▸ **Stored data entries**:

* * * *

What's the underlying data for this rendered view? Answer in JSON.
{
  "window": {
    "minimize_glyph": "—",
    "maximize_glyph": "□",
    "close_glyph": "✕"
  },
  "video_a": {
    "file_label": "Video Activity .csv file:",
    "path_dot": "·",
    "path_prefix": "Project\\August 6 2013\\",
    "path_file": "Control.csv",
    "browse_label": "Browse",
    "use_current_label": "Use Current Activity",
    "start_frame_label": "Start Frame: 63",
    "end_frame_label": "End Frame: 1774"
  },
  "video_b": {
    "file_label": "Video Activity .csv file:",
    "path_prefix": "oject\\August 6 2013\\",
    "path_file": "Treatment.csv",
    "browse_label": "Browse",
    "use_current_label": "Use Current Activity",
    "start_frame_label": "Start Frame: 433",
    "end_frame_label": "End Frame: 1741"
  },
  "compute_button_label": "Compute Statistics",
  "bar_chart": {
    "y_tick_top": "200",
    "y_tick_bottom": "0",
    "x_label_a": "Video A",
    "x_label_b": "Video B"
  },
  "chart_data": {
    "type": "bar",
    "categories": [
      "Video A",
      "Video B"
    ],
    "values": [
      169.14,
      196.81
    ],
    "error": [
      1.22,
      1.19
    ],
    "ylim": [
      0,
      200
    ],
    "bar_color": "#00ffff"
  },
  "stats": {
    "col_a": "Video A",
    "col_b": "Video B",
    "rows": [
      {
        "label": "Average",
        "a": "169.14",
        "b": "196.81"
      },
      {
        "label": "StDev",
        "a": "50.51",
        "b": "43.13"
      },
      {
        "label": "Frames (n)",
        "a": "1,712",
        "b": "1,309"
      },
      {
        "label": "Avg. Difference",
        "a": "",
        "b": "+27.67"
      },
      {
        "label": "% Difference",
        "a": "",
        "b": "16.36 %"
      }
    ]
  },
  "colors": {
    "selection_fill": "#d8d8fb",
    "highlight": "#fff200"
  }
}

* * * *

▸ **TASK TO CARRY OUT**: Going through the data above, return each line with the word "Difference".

▸ **ANSWER FOR THE TASK**:
        "label": "Avg. Difference",
        "label": "% Difference",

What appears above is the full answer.